Monday, July 13, 2015

It Doesn't Take Much

I have just started on a bike ride. I'm focused on the road ahead, on gear shifts, on the hill that lies ahead. Yet, my focus is pulled away from the road; it is pulled up and to the left because an energy, like a bright light, compels me to do so.

A neighbor friend, a woman who is a fitness guru, is beaming a grandiose smile. A smile I can actually feel. It contains so much energy, it was capable of distracting my focus. I couldn't hear the smile, I didn't see it. It had a force all it's own.

This smile power is a curiosity to me. I think about the thousands of times I have watched people enter classrooms, stores, restaurants, libraries, my home, and the different feelings that accompany that person depending on his or her demeanor. They have been dark clouds or sunshine and every degree of weather in between.

I think of the thousands of times I have entered a place and the instant feeling of comfort or discomfort depending on how I am greeted. My day or my momentary experience begins with the energy of one grumpy person or one happy person.

My tenth grade Biology teacher, Ms. Ruby Alderson, had the power to extinguish the hope and light out of thousands of students. And she did.  It was her policy not to look at, or smile at her students for the first three days. She wouldn't even speak to us. We entered class with instructions on the board. If a student tried to break her code, she scowled.

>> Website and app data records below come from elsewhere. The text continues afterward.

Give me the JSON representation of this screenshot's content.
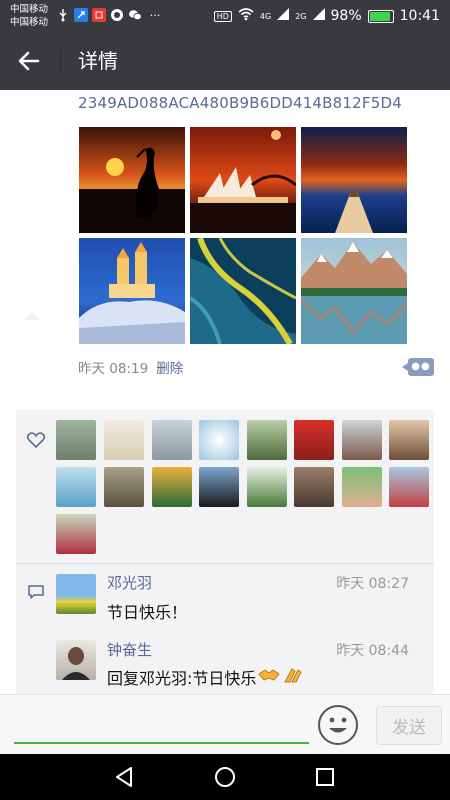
{
  "status_bar": {
    "carrier_1": "中国移动",
    "carrier_2": "中国移动",
    "hd": "HD",
    "network_1": "4G",
    "network_2": "2G",
    "battery": "98%",
    "time": "10:41",
    "notification_icons": [
      "usb-icon",
      "app-icon",
      "news-icon",
      "qq-icon",
      "wechat-icon",
      "more-icon"
    ],
    "more": "···"
  },
  "header": {
    "title": "详情",
    "back_icon": "arrow-left-icon"
  },
  "post": {
    "hash_text": "2349AD088ACA480B9B6DD414B812F5D4",
    "photos": [
      {
        "name": "photo-crane-sunset"
      },
      {
        "name": "photo-opera-house"
      },
      {
        "name": "photo-pier-dusk"
      },
      {
        "name": "photo-white-village"
      },
      {
        "name": "photo-aerial-river"
      },
      {
        "name": "photo-mountain-lake"
      }
    ],
    "time": "昨天 08:19",
    "delete_label": "删除",
    "more_icon": "comment-more-icon"
  },
  "likes": {
    "icon": "heart-icon",
    "avatar_count": 17
  },
  "comments": [
    {
      "name": "邓光羽",
      "time": "昨天 08:27",
      "text": "节日快乐！"
    },
    {
      "name": "钟奋生",
      "time": "昨天 08:44",
      "text": "回复邓光羽:节日快乐"
    }
  ],
  "comment_emojis": [
    "handshake-icon",
    "clap-icon"
  ],
  "input_bar": {
    "emoji_icon": "smiley-icon",
    "send_label": "发送"
  },
  "colors": {
    "titlebar": "#393a3f",
    "link": "#576b95",
    "accent_green": "#46b34b"
  }
}
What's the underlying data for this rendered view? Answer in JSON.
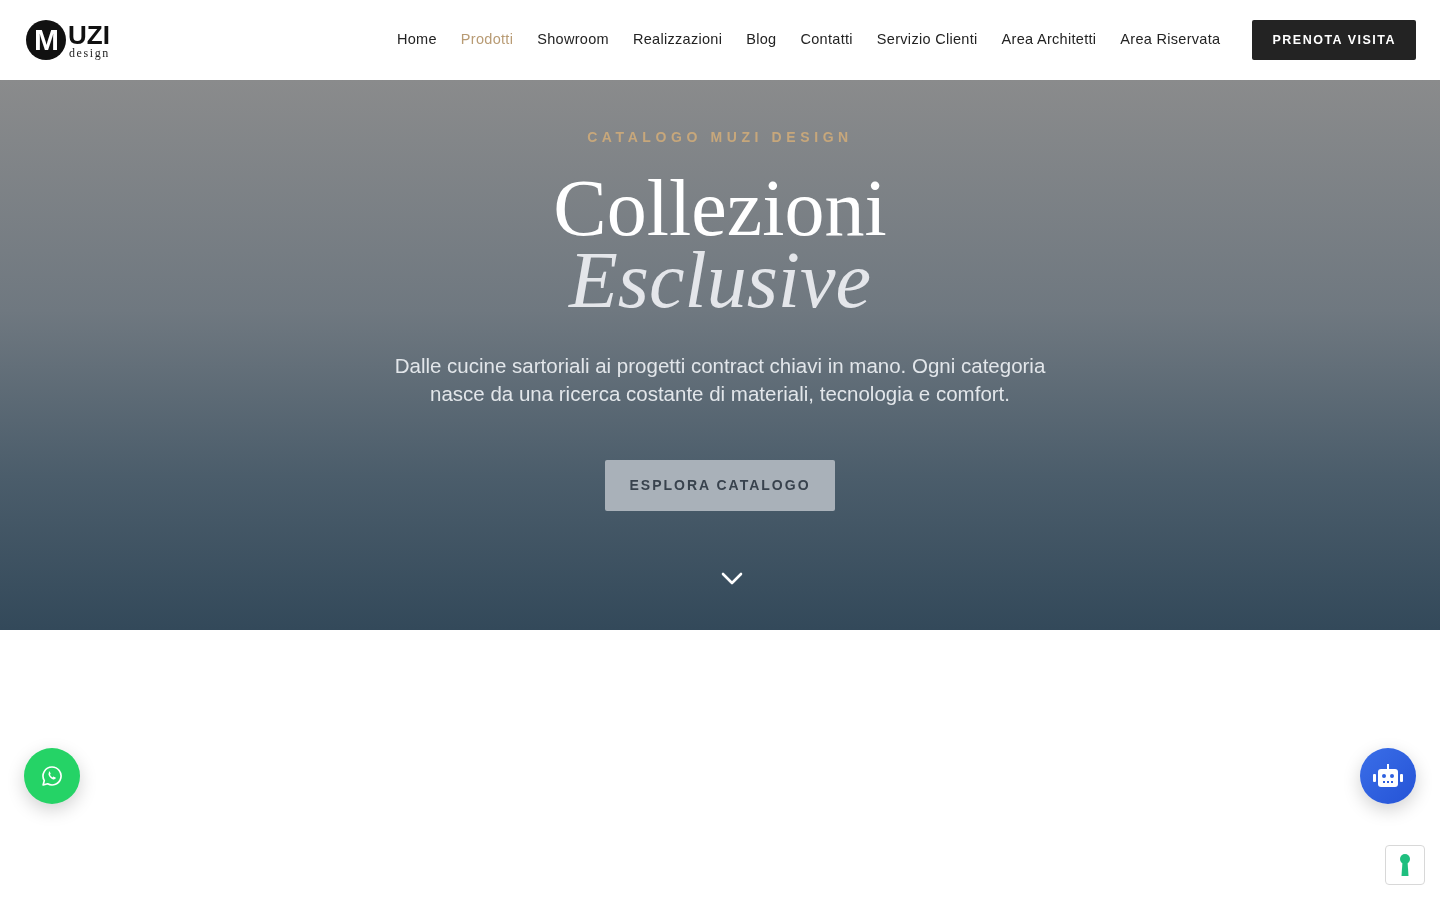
{
  "header": {
    "logo": {
      "initial": "M",
      "name": "UZI",
      "tagline": "design"
    },
    "nav": [
      {
        "label": "Home",
        "selected": false
      },
      {
        "label": "Prodotti",
        "selected": true
      },
      {
        "label": "Showroom",
        "selected": false
      },
      {
        "label": "Realizzazioni",
        "selected": false
      },
      {
        "label": "Blog",
        "selected": false
      },
      {
        "label": "Contatti",
        "selected": false
      },
      {
        "label": "Servizio Clienti",
        "selected": false
      },
      {
        "label": "Area Architetti",
        "selected": false
      },
      {
        "label": "Area Riservata",
        "selected": false
      }
    ],
    "cta": "PRENOTA VISITA"
  },
  "hero": {
    "eyebrow": "CATALOGO MUZI DESIGN",
    "title": "Collezioni",
    "title_italic": "Esclusive",
    "text": "Dalle cucine sartoriali ai progetti contract chiavi in mano. Ogni categoria nasce da una ricerca costante di materiali, tecnologia e comfort.",
    "button": "ESPLORA CATALOGO"
  },
  "floating_buttons": [
    {
      "kind": "whatsapp"
    },
    {
      "kind": "chatbot"
    },
    {
      "kind": "lock"
    }
  ]
}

Eventually she warmed up, but I never did well in tenth grade Biology.

Mr. Nelson, the seventh grade English teacher was kind, welcoming and soft spoken. On the first day and every day after. I did well in English. I even became an English teacher.

Did I become, because of the way I was treated? Did I associate the message with the messenger? Was English pleasant and Biology not, because of the demeanor of two different people?

I try to think of my demeanor as something I carry with me, and it is as evident and influential as carrying a baby elephant on my back. I try to remember that my demeanor is a gift or a curse, with the power to affect a moment, an hour, an entire life.

My old doctor's office had a square plate sitting on the front desk with these words etched on the surface: Be kind to everyone, you never know what kind of day they've had or what burdens they carry.

Funny thing though---the receptionists were neither kind nor welcoming. Even funnier--I no longer see that doctor, and I realize, in part, that is why I love my dentist--everyone working in her office is kind and cheerful. I enter and leave feeling good---even if I'm in pain.